And so we didn’t do anything to the last year. I didn’t know when to trim them, so we didn’t trim them. But I thought you had to trim them to force them to bloom. So, I was worried we’d have yet another year of no blooms (really, I should write a column called “the idiot gardener” with the theme being “If I can fuck up this bad and still have plants, so can you!”).

But now, we’re at this weird point where we’re clearly going to have some blooms. I see buds on the hydrangeas. But I also have these sticks sticking up through the green leaves from last year. And I’m still a little like “Oh god, what do I do about/with my hydrangeas?”

So, now we switch over to NM’s advice about the nandina. I have learned, since mentioning that I have a nandina, that gardeners have firm feelings about them–either love or hate. There is no middle ground. But, in spite of people’s feelings, everyone seems to admire their ability to rebound from whatever dumbass thing you do to them.

So, the first year, Mom and I cut the fuck out of the nandina and it promptly got even by dropping all its leaves, sulking, pretending like it might die, and then growing three gangly long branches that stretched all over the front of the house like an angry muppet. This spring, I took NM’s advice and I went in and cut out about a 1/3 of the canes at the ground (in the future, I plan to only do 1/4,  but the nandina was in need of some drastic revitalization). I cut the oldest, thickest looking canes, except for a couple, which I plan to get next year. Then I gave the whole thing a nice shape that I thought it could grow into.

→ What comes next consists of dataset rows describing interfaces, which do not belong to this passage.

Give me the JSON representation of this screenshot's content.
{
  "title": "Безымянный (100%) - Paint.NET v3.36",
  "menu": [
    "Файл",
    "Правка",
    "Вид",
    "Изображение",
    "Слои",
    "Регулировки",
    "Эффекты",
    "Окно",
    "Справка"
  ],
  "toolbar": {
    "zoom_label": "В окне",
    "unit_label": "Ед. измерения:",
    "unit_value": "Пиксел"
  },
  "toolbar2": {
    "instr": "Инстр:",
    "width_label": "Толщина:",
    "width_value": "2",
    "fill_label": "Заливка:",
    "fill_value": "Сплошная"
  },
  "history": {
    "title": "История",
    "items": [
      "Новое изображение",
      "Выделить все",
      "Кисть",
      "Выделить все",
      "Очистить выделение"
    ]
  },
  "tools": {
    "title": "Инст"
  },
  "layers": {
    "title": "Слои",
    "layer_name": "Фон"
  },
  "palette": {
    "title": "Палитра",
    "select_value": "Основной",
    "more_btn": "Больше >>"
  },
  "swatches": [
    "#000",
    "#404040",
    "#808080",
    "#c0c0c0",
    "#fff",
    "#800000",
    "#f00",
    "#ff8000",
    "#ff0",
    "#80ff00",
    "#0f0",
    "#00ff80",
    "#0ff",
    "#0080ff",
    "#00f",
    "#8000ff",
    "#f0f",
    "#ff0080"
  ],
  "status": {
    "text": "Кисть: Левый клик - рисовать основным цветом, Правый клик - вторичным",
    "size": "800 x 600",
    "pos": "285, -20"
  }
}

And what do you know?

My nandina looks great. I had no great leaf dropping and it’s filled out nicely.

(On a side note, I really love my nandina, and I have to think that anyone who likes to take a lot of pictures of plants that look really interesting in a lot of circumstances would enjoy having one as well).

So, back to the hydrangeas. It turns out that you don’t have to trim them to make them bloom. In fact, in general, you can just leave them alone to do their thing. Now that I know that those dead sticks really are dead, I can go in and cut them out for aesthetics and eye-poking reasons.

But! If my hydrangeas are old (which I think we can assume mine are) or if they’re in a place where they need to be kept kind of small (which mine kind of are), I can go in this summer and prune about a 1/3 of the stems to the ground! I can use my mad nandina skills on my hydrangea!

I’m feeling pretty darn excited about this.

Because I am a nerd.

Ha!